“Sen. Ted Cruz of Texas has been an exception. He said the new Republican-controlled Senate that takes office in January should refuse to confirm any of Obama’s nominees except for vital national security positions as long as the president’s order remains in effect.”

[speech_bubble type=”std” subtype=”a” icon=”pwdome.jpg” name=””]Of course, they’re mostly avoiding specifics because Republican voters are divided on immigration reform.[/speech_bubble]

Christie Leads GOP Field in New Hampshire

A new Bloomberg Politics/Saint Anselm New Hampshire Poll finds Chris Christie leading the GOP presidential field in New Hampshire with 22%, followed by Jeb Bush at 20%, Sen. Rand Paul at 19%, Mike Huckabee at 8%, Ben Carson at 7% and Rep. Paul Ryan at 5%.

[speech_bubble type=”std” subtype=”a” icon=”pwdome.jpg” name=””]If there’s any news in this very early poll, it’s Rand Paul’s strength in New Hampshire. He has real potential to shake up the GOP presidential primaries.[/speech_bubble]

McConnell Already Plotting to Keep Majority in 2016

Sen. Mitch McConnell (R-KY) “is quietly pushing his fellow Republican senators to beef up their political shops. He’s considering a new super PAC that could spend millions on Senate races. And he’s locking down operatives for another cycle who were key to GOP triumphs this month,” Politico reports.

“The under-the-radar moves less than three weeks after the 2014 midterms and a month-and-a-half before McConnell takes over for Harry Reid makes clear the brutal reality in front of Republicans: Their majority could be short lived.”

No Republican Next In Line This Time

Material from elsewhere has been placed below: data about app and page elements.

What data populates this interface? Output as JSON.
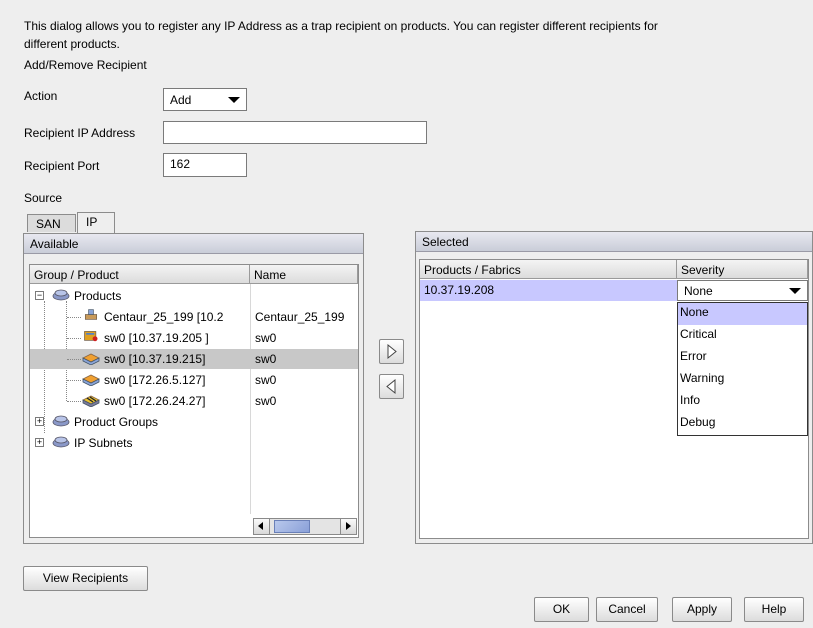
{
  "intro": {
    "line1": "This dialog allows you to register any IP Address as a trap recipient on products. You can register different recipients for",
    "line2": "different products."
  },
  "section_add_remove": "Add/Remove Recipient",
  "action": {
    "label": "Action",
    "value": "Add"
  },
  "recipient_ip": {
    "label": "Recipient IP Address",
    "value": ""
  },
  "recipient_port": {
    "label": "Recipient Port",
    "value": "162"
  },
  "source_label": "Source",
  "tabs": [
    {
      "label": "SAN"
    },
    {
      "label": "IP"
    }
  ],
  "available": {
    "title": "Available",
    "columns": [
      "Group / Product",
      "Name"
    ],
    "rows": [
      {
        "label": "Products",
        "name": "",
        "expander": "−",
        "icon": "products-icon"
      },
      {
        "label": "Centaur_25_199 [10.2",
        "name": "Centaur_25_199",
        "icon": "router-icon"
      },
      {
        "label": "sw0 [10.37.19.205 ]",
        "name": "sw0",
        "icon": "switch-warning-icon"
      },
      {
        "label": "sw0 [10.37.19.215]",
        "name": "sw0",
        "icon": "switch-icon"
      },
      {
        "label": "sw0 [172.26.5.127]",
        "name": "sw0",
        "icon": "switch-icon"
      },
      {
        "label": "sw0 [172.26.24.27]",
        "name": "sw0",
        "icon": "switch-striped-icon"
      },
      {
        "label": "Product Groups",
        "name": "",
        "expander": "+",
        "icon": "product-groups-icon"
      },
      {
        "label": "IP Subnets",
        "name": "",
        "expander": "+",
        "icon": "ip-subnets-icon"
      }
    ]
  },
  "selected": {
    "title": "Selected",
    "columns": [
      "Products / Fabrics",
      "Severity"
    ],
    "rows": [
      {
        "product": "10.37.19.208",
        "severity": "None"
      }
    ],
    "severity_options": [
      "None",
      "Critical",
      "Error",
      "Warning",
      "Info",
      "Debug"
    ]
  },
  "buttons": {
    "view_recipients": "View Recipients",
    "ok": "OK",
    "cancel": "Cancel",
    "apply": "Apply",
    "help": "Help"
  },
  "colors": {
    "selected_row": "#c8c8ff",
    "highlight_row": "#c8c8c8"
  }
}
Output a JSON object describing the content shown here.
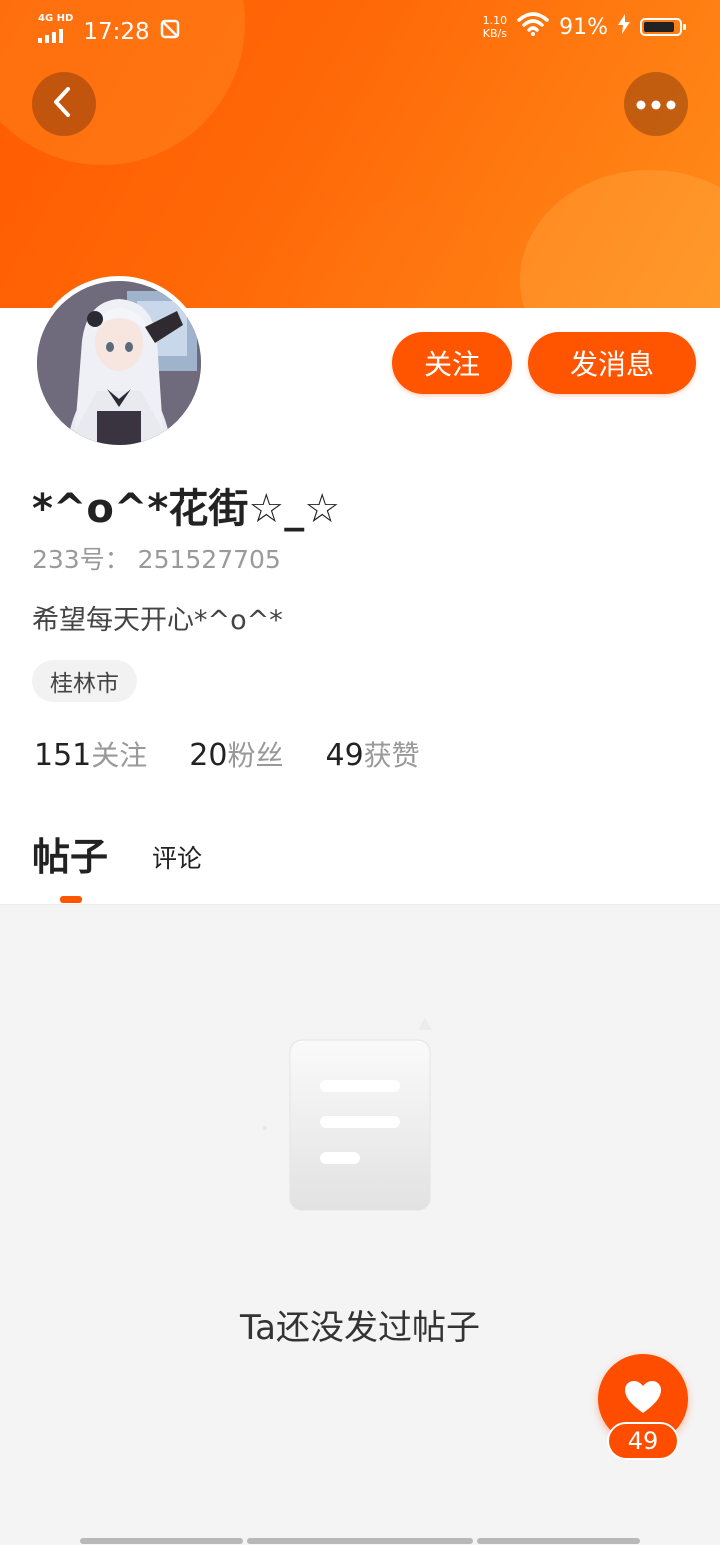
{
  "status_bar": {
    "network": "4G HD",
    "time": "17:28",
    "speed_value": "1.10",
    "speed_unit": "KB/s",
    "battery": "91%"
  },
  "header": {
    "back_icon": "chevron-left-icon",
    "more_icon": "more-dots-icon"
  },
  "profile": {
    "nickname": "*^o^*花街☆_☆",
    "id_line": "233号：  251527705",
    "bio": "希望每天开心*^o^*",
    "location": "桂林市"
  },
  "actions": {
    "follow_label": "关注",
    "message_label": "发消息"
  },
  "stats": [
    {
      "value": "151",
      "label": "关注"
    },
    {
      "value": "20",
      "label": "粉丝"
    },
    {
      "value": "49",
      "label": "获赞"
    }
  ],
  "tabs": [
    {
      "label": "帖子",
      "active": true
    },
    {
      "label": "评论",
      "active": false
    }
  ],
  "empty_state": {
    "icon": "empty-document-icon",
    "text": "Ta还没发过帖子"
  },
  "like_fab": {
    "icon": "heart-icon",
    "count": "49"
  },
  "colors": {
    "accent": "#ff5500",
    "header_gradient_start": "#ff5a00",
    "header_gradient_end": "#ff8c1a"
  }
}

“Republican presidential primaries have for decades been orderly affairs, with any momentary drama mitigated by the expectation that the party would inevitably nominate its tested, often graying front-runner,” the New York Times reports.

“But as the 2016 White House campaign effectively began in the last week, it became apparent that this race might be different: a fluid contest, verging on chaotic, that will showcase the party’s deep bench of talent but also highlight its ideological and generational divisions.”